These two, “Owl” and “Wildlife Totem Pole” are in the side yard of a home. I didn’t feel that I should go tromping into the yard to get my photo! (Plus there was an unfriendly-looking barking dog guarding his property!)
I’m guessing that the deck was built around the oak from which “Dolphins” emerges. It is in the same yard as “Owl” and “Wildlife Totem Pole” (and the barking guard dog!)
“Fire Hydrant” and. . .
looking up at the fire hydrant is “Dalmatian” Wonder what he’s thinking about?
Frog? No it’s “Toad!” A clear example of carving in place on a tree stump.
“Yellow Lab” is SO cute! The expression on her face is priceless. . .I think she knows what a handful she has in that basket! (The puppies and basket aren’t carved.)
Interesting bit of trivia about “Tin Man & Toto”
Tin Man appears to have been carved in place while Toto was carved, then moved into position.
Close-up of the adorable “Toto.”
“Monument to Galveston’s trees”
“Large Pelican” I would have titled it “Large Pelican with fish!” Note that this Victorian is still undergoing “Hurricane Ike” repairs. This is a typical scene throughout Galveston Island.
“Geisha” is in the parkway and. . .
“Sister Angels,” my favorite, is in the yard. Love the lacy Gingerbread woodworking on the porch in the background.
“Pelican Sitting on Piling”
Found one under construction! I wonder what it will be titled? Elvis related? Fender guitar? Home on the Range?
All of the above are located in a residential neighborhood of Victorian homes.

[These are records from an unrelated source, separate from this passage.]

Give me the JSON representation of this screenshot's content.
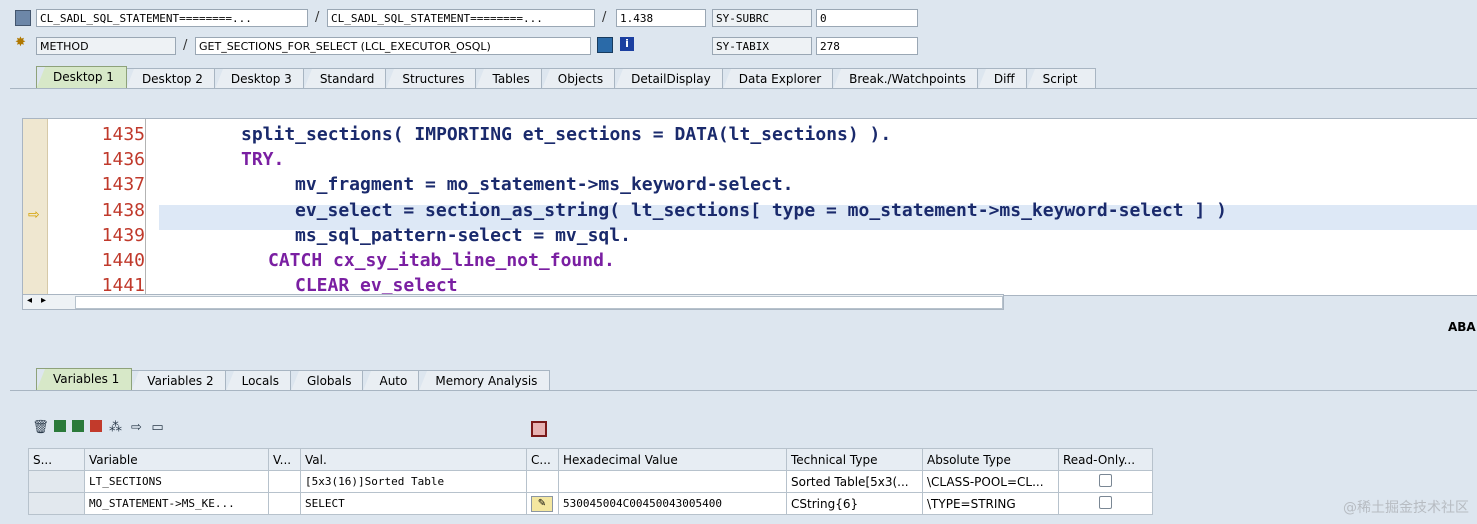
{
  "header": {
    "row1": {
      "program": "CL_SADL_SQL_STATEMENT========...",
      "include": "CL_SADL_SQL_STATEMENT========...",
      "line": "1.438",
      "sysvar": "SY-SUBRC",
      "sysval": "0"
    },
    "row2": {
      "type": "METHOD",
      "name": "GET_SECTIONS_FOR_SELECT (LCL_EXECUTOR_OSQL)",
      "sysvar": "SY-TABIX",
      "sysval": "278"
    }
  },
  "desktop_tabs": [
    "Desktop 1",
    "Desktop 2",
    "Desktop 3",
    "Standard",
    "Structures",
    "Tables",
    "Objects",
    "DetailDisplay",
    "Data Explorer",
    "Break./Watchpoints",
    "Diff",
    "Script"
  ],
  "code": {
    "line_numbers": [
      "1435",
      "1436",
      "1437",
      "1438",
      "1439",
      "1440",
      "1441"
    ],
    "lines": [
      "split_sections( IMPORTING et_sections = DATA(lt_sections) ).",
      "TRY.",
      "mv_fragment = mo_statement->ms_keyword-select.",
      "ev_select = section_as_string( lt_sections[ type = mo_statement->ms_keyword-select ] )",
      "ms_sql_pattern-select = mv_sql.",
      "CATCH cx_sy_itab_line_not_found.",
      "CLEAR ev_select"
    ],
    "current_line_marker": "⇨",
    "right_label": "ABA"
  },
  "variable_tabs": [
    "Variables 1",
    "Variables 2",
    "Locals",
    "Globals",
    "Auto",
    "Memory Analysis"
  ],
  "grid": {
    "columns": [
      "S...",
      "Variable",
      "V...",
      "Val.",
      "C...",
      "Hexadecimal Value",
      "Technical Type",
      "Absolute Type",
      "Read-Only..."
    ],
    "rows": [
      {
        "variable": "LT_SECTIONS",
        "val": "[5x3(16)]Sorted Table",
        "hex": "",
        "tech": "Sorted Table[5x3(...",
        "abs": "\\CLASS-POOL=CL..."
      },
      {
        "variable": "MO_STATEMENT->MS_KE...",
        "val": "SELECT",
        "hex": "530045004C00450043005400",
        "tech": "CString{6}",
        "abs": "\\TYPE=STRING"
      }
    ]
  },
  "watermark": "@稀土掘金技术社区"
}
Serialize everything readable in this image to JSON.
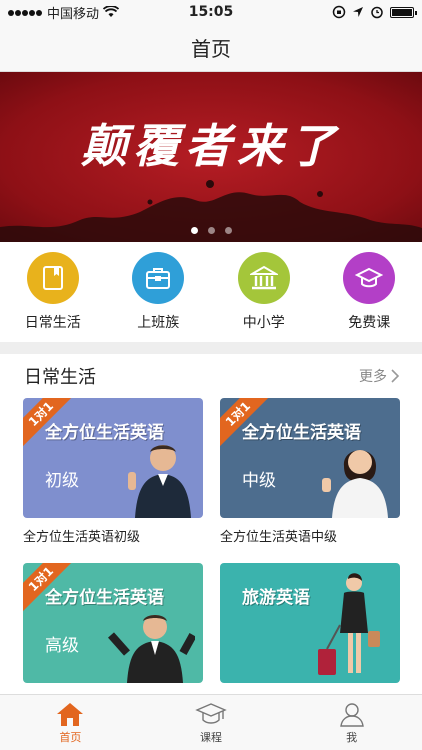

“Hand Clutching Diploma” is behind a fence at a neighborhood youth center. The inscription at the base reads “education is power.”